Stock prognosticators make names for themselves with bold calls that predict bear markets or huge rallies.
Yet three of the 21 Wall Street strategists surveyed by Bloomberg made what may be even bolder, albeit more boring, calls at the start of the year: forecasting the S&P 500 wouldn’t do much of anything.
Gina Martin Adams at Wells Fargo & Co., David Bianco at Deutsche Bank AG and Barry Bannister at Stifel Nicolaus & Co. all predicted the S&P 500 would end 2014 at 1,850. Today’s rally notwithstanding, those calls look prescient so far. The index closed 2013 at 1,848.36. Yesterday it ended at 1,849.04.
Bannister’s rationale was that investors would sit on their hands while watching to see how smoothly the economy could stand on its own as the Federal Reserve withdrew stimulus. He’s sticking with his 1,850 prediction and has an update on prospects for the economic “hand-off” from the Fed.
“For now, we would describe our stance as pensive but optimistic,” he wrote in a note he forwarded today. “We do not know how smoothly this hand-off will occur. But sense that it is coming.”
Flock of Swans

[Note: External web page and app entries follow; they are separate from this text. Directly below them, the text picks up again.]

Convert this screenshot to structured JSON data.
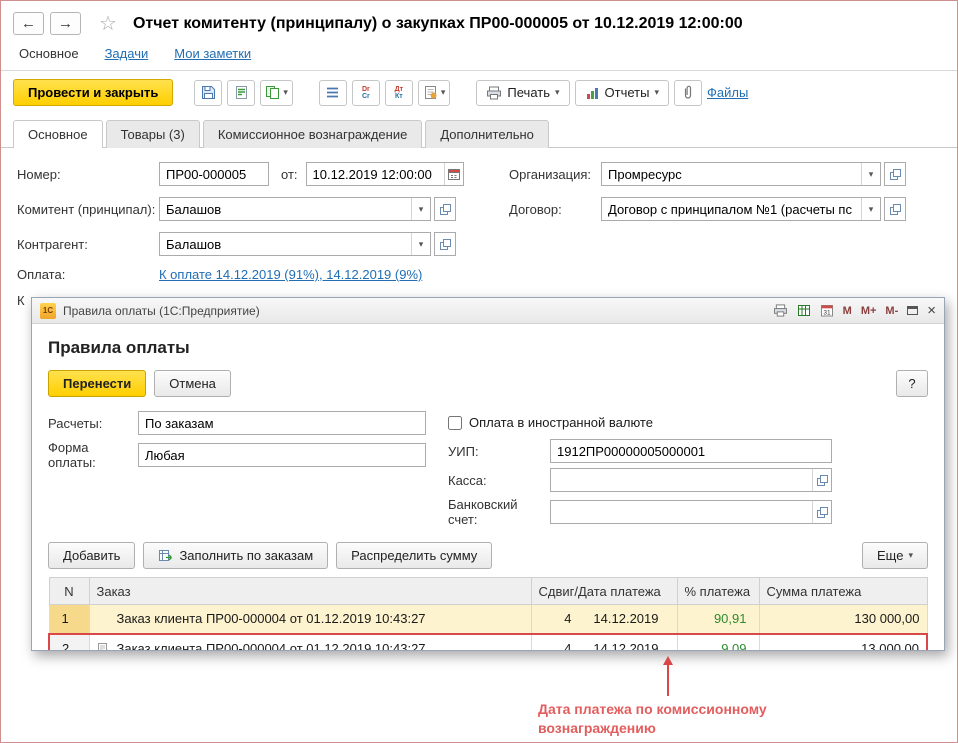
{
  "window": {
    "title": "Отчет комитенту (принципалу) о закупках ПР00-000005 от 10.12.2019 12:00:00",
    "back": "←",
    "forward": "→",
    "star": "☆"
  },
  "nav": {
    "items": [
      {
        "label": "Основное"
      },
      {
        "label": "Задачи"
      },
      {
        "label": "Мои заметки"
      }
    ]
  },
  "toolbar": {
    "post_and_close": "Провести и закрыть",
    "drcr_top": "Dr",
    "drcr_bottom": "Cr",
    "dtkt_top": "Дт",
    "dtkt_bottom": "Кт",
    "print": "Печать",
    "reports": "Отчеты",
    "files": "Файлы",
    "caret": "▾"
  },
  "tabs": [
    {
      "label": "Основное",
      "active": true
    },
    {
      "label": "Товары (3)",
      "active": false
    },
    {
      "label": "Комиссионное вознаграждение",
      "active": false
    },
    {
      "label": "Дополнительно",
      "active": false
    }
  ],
  "form": {
    "number_label": "Номер:",
    "number_value": "ПР00-000005",
    "date_label": "от:",
    "date_value": "10.12.2019 12:00:00",
    "organization_label": "Организация:",
    "organization_value": "Промресурс",
    "principal_label": "Комитент (принципал):",
    "principal_value": "Балашов",
    "contract_label": "Договор:",
    "contract_value": "Договор с принципалом №1 (расчеты пс",
    "counterparty_label": "Контрагент:",
    "counterparty_value": "Балашов",
    "payment_label": "Оплата:",
    "payment_link": "К оплате 14.12.2019 (91%), 14.12.2019 (9%)",
    "clipped_label": "К"
  },
  "dialog": {
    "logo": "1С",
    "title": "Правила оплаты  (1С:Предприятие)",
    "titlebar": {
      "calendar_text": "31",
      "m": "М",
      "m_plus": "М+",
      "m_minus": "М-",
      "close": "×"
    },
    "heading": "Правила оплаты",
    "buttons": {
      "transfer": "Перенести",
      "cancel": "Отмена",
      "help": "?"
    },
    "fields": {
      "calculations_label": "Расчеты:",
      "calculations_value": "По заказам",
      "payment_form_label": "Форма оплаты:",
      "payment_form_value": "Любая",
      "foreign_currency_label": "Оплата в иностранной валюте",
      "uip_label": "УИП:",
      "uip_value": "1912ПР00000005000001",
      "cash_label": "Касса:",
      "cash_value": "",
      "bank_label": "Банковский счет:",
      "bank_value": ""
    },
    "commands": {
      "add": "Добавить",
      "fill_by_orders": "Заполнить по заказам",
      "distribute": "Распределить сумму",
      "more": "Еще"
    },
    "table": {
      "headers": {
        "n": "N",
        "order": "Заказ",
        "shift_date": "Сдвиг/Дата платежа",
        "percent": "% платежа",
        "amount": "Сумма платежа"
      },
      "rows": [
        {
          "n": "1",
          "order": "Заказ клиента ПР00-000004 от 01.12.2019 10:43:27",
          "shift": "4",
          "date": "14.12.2019",
          "percent": "90,91",
          "amount": "130 000,00"
        },
        {
          "n": "2",
          "order": "Заказ клиента ПР00-000004 от 01.12.2019 10:43:27",
          "shift": "4",
          "date": "14.12.2019",
          "percent": "9,09",
          "amount": "13 000,00"
        }
      ]
    }
  },
  "annotation": {
    "text": "Дата платежа по комиссионному вознаграждению"
  },
  "colors": {
    "accent_yellow": "#ffcf00",
    "link_blue": "#216eb5",
    "annotation_red": "#e25d5d",
    "percent_green": "#2e8b2e",
    "selected_row": "#fdf3cf"
  }
}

A veritable flock of black swans have flown into the engines of the S&P 500 over the last five years, yet it still ascended to almost triple its level from the depths of the bear market. Europe’s debt crisis, the Fukushima nuclear disaster, Hurricane Sandy, Ukraine, Egypt, Syria, Libya -- the list is long and none of it seemed to matter in the long run for a market helped by an accommodating central bank.
The flattening of the market this year masks dynamic action under the surface, including a plunge in high-flying growth stocks that had helped lead the rally. The Nasdaq Biotechnology Index sank as much as 14 percent from Feb. 25. The Bloomberg IPO Index of companies that recently went public slumped more than 5 percent. The Russell 2000 Index of smaller companies and the Nasdaq Composite Index each lost almost that much during the month.
To Bannister, the drop in the so-called momentum stocks foreshadows weakness that will lead to more accommodative central bank policy around the globe. As the speculative trades like biotech become less appealing, it means he likes the old-fashioned cyclical growth names: energy and raw-material producers as well as heavy-industry companies.
“We spot a global cyclical trade, to the detriment of momentum trades,” Bannister wrote.
In other words, it’s time to take off the lab coat and put on the hard hat.